__EXERCISE GOAL__:
What is the number of lines in the entries below that include the word "Packing"? Provide the number only.

__EXTRACTED RECORDS__:
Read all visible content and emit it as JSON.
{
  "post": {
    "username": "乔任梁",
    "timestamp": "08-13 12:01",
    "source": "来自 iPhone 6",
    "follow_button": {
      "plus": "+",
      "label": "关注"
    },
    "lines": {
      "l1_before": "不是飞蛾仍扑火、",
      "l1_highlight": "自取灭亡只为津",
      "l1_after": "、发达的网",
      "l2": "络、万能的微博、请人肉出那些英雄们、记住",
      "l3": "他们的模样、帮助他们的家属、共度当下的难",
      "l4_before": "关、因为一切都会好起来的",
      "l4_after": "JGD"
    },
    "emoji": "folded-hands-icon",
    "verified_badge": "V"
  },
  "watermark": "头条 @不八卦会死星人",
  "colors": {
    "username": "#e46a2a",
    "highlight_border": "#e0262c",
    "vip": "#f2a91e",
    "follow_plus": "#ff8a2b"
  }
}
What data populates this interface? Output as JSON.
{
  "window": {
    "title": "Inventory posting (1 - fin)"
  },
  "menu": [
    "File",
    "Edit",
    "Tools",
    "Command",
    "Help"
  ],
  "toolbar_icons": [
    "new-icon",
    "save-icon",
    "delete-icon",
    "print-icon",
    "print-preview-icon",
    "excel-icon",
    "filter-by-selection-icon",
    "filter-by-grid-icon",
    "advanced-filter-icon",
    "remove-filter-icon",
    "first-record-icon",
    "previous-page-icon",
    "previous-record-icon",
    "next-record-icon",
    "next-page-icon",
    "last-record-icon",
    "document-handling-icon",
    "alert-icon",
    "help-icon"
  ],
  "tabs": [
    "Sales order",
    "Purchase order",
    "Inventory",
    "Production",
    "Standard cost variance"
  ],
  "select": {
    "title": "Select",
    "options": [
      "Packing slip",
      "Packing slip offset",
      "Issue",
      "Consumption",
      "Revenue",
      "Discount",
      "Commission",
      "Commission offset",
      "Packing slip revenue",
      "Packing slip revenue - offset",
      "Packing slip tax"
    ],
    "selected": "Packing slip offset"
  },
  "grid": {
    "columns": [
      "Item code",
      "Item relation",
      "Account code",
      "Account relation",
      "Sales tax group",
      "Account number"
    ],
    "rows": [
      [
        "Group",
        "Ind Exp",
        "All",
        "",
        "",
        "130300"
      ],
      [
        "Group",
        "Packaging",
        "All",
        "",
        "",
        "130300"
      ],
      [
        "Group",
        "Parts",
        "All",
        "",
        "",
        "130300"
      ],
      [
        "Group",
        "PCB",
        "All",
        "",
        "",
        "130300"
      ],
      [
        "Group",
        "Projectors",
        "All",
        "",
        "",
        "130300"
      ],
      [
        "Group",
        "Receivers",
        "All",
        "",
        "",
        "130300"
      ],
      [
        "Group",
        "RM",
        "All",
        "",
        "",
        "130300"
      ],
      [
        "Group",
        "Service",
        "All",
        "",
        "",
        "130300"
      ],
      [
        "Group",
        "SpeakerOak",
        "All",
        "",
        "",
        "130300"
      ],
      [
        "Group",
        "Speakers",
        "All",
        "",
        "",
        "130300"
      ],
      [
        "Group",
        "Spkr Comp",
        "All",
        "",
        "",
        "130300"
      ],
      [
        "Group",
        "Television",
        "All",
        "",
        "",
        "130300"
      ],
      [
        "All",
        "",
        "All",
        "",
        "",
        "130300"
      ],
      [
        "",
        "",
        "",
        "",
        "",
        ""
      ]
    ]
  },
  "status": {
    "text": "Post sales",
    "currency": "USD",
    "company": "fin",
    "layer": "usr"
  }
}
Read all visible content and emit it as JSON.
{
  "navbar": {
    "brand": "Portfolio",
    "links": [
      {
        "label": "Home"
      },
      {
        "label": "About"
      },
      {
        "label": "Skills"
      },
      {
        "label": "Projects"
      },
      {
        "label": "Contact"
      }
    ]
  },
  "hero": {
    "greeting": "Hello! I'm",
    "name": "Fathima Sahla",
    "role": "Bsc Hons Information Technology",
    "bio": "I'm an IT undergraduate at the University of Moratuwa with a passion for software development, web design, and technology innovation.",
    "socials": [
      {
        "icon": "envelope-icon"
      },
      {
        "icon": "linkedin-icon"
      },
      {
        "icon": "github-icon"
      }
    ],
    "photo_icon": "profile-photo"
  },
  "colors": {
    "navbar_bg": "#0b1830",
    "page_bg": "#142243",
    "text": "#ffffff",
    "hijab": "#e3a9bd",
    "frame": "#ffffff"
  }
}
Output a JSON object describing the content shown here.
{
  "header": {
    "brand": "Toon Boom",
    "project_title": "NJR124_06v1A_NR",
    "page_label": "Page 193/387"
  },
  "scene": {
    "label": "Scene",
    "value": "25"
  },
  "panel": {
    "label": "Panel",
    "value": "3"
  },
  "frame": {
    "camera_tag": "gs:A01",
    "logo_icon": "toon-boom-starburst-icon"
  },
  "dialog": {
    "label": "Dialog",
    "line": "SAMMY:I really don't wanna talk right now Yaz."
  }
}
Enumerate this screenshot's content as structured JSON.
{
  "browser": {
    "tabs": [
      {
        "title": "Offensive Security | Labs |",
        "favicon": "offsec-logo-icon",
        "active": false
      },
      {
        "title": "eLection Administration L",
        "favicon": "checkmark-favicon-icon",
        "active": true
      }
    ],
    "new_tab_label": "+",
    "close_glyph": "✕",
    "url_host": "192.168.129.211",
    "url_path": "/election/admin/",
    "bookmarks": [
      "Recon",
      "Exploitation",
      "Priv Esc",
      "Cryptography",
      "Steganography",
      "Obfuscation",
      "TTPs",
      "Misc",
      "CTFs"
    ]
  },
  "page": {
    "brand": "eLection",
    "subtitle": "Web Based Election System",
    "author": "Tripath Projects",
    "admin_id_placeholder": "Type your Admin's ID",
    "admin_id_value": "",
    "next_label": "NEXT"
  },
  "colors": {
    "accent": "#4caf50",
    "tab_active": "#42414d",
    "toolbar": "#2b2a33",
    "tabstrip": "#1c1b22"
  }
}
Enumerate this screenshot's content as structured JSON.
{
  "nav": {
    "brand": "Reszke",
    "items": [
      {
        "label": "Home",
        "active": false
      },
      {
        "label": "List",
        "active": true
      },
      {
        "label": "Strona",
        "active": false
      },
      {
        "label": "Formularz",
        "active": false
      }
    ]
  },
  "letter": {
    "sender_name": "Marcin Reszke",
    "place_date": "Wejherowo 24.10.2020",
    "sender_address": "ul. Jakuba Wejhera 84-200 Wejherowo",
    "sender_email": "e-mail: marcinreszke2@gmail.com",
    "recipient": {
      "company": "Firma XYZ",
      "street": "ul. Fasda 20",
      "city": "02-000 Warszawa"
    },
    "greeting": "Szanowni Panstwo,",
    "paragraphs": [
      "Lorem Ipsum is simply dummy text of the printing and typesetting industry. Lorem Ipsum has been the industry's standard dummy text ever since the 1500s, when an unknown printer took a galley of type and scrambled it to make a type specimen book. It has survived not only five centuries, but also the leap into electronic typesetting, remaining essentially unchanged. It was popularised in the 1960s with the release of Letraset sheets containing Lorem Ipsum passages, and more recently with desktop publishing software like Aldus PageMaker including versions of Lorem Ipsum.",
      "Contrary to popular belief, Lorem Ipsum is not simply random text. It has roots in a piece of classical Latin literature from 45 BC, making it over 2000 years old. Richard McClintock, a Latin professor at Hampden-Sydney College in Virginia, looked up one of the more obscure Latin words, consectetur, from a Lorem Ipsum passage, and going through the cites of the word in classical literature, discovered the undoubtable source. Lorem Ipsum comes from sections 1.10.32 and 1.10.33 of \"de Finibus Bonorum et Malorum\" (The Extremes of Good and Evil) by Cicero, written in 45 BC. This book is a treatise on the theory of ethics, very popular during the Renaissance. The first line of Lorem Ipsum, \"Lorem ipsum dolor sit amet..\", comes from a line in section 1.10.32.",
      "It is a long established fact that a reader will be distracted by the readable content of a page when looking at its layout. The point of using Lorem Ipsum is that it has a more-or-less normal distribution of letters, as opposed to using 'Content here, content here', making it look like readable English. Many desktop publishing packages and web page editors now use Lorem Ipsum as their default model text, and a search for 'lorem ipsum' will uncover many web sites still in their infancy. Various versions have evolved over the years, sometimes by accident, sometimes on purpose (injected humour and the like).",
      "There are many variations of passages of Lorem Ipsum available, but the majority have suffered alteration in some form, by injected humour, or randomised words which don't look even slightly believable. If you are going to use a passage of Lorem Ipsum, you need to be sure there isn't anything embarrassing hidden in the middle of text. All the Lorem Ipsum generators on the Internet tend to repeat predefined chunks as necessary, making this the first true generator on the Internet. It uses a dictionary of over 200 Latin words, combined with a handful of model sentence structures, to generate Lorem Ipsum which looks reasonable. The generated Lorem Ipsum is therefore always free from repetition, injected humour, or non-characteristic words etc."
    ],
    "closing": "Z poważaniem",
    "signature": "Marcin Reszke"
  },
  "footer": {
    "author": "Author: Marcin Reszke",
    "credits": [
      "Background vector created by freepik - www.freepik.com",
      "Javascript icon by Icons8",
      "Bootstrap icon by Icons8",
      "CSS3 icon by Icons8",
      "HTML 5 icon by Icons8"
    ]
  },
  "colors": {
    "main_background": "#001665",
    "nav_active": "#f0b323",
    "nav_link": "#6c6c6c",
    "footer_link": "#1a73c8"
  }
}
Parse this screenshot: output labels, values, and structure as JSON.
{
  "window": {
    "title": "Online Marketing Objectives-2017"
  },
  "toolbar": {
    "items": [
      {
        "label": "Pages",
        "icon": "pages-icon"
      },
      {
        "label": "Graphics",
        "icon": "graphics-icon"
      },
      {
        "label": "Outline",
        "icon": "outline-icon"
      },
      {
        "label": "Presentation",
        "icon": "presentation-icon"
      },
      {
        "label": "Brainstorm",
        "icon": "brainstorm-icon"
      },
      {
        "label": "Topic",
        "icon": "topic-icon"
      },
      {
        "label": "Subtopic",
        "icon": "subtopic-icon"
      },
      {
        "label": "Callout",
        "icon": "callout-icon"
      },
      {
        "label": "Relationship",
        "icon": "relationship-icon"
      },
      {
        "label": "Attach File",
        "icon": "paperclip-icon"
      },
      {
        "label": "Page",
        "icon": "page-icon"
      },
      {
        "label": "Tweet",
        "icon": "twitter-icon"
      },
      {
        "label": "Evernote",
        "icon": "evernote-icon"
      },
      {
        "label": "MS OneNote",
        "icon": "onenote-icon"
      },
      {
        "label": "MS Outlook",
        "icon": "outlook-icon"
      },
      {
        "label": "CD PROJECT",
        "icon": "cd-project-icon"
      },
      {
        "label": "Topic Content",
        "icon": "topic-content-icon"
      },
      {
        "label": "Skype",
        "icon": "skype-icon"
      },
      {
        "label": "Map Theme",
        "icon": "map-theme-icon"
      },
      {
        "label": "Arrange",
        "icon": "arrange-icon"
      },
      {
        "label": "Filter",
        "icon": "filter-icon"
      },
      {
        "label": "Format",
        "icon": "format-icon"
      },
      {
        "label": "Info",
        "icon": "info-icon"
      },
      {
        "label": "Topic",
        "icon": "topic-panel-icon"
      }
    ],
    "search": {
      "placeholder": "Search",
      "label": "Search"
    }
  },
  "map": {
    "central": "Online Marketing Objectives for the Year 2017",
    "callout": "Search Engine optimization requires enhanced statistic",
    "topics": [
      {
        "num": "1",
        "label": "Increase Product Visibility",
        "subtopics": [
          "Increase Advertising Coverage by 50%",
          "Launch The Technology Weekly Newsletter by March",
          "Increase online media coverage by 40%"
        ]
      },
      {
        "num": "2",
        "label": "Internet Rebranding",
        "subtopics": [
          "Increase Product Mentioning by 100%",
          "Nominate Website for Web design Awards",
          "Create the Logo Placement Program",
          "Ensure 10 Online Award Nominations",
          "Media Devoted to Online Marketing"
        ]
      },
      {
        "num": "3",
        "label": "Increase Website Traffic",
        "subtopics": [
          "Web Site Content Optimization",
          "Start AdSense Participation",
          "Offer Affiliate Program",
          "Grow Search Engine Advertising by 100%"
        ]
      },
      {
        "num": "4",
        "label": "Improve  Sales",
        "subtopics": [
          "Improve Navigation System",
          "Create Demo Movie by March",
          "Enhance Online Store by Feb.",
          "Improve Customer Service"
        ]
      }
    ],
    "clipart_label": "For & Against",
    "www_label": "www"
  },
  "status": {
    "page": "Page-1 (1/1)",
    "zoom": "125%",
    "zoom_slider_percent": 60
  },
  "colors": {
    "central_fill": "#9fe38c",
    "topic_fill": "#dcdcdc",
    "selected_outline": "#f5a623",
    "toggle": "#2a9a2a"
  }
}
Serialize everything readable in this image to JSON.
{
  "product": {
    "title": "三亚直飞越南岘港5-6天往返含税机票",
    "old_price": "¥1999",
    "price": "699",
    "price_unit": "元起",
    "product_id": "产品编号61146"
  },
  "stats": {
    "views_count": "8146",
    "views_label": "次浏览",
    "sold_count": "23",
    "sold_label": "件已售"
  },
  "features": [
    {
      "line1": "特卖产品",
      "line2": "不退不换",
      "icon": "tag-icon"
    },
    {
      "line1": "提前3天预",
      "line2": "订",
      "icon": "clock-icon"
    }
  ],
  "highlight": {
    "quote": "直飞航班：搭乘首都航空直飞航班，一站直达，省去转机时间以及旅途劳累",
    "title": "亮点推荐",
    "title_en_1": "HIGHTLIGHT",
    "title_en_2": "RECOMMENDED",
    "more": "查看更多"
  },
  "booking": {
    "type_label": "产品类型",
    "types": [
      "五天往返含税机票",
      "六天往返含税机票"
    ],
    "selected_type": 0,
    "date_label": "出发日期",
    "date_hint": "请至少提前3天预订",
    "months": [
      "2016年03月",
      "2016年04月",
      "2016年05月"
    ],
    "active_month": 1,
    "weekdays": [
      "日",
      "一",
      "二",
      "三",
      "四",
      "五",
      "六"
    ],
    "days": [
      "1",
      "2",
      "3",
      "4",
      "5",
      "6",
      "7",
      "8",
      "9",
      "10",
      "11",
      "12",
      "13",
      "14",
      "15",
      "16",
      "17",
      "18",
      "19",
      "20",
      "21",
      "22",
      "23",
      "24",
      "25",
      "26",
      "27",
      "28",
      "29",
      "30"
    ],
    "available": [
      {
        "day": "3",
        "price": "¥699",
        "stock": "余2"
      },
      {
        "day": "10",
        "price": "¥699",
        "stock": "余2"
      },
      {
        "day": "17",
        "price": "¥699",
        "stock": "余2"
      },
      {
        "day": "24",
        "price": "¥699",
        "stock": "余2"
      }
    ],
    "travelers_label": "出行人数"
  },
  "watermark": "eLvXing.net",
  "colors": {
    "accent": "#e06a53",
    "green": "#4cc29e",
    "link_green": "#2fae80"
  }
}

__SOLUTION__:
6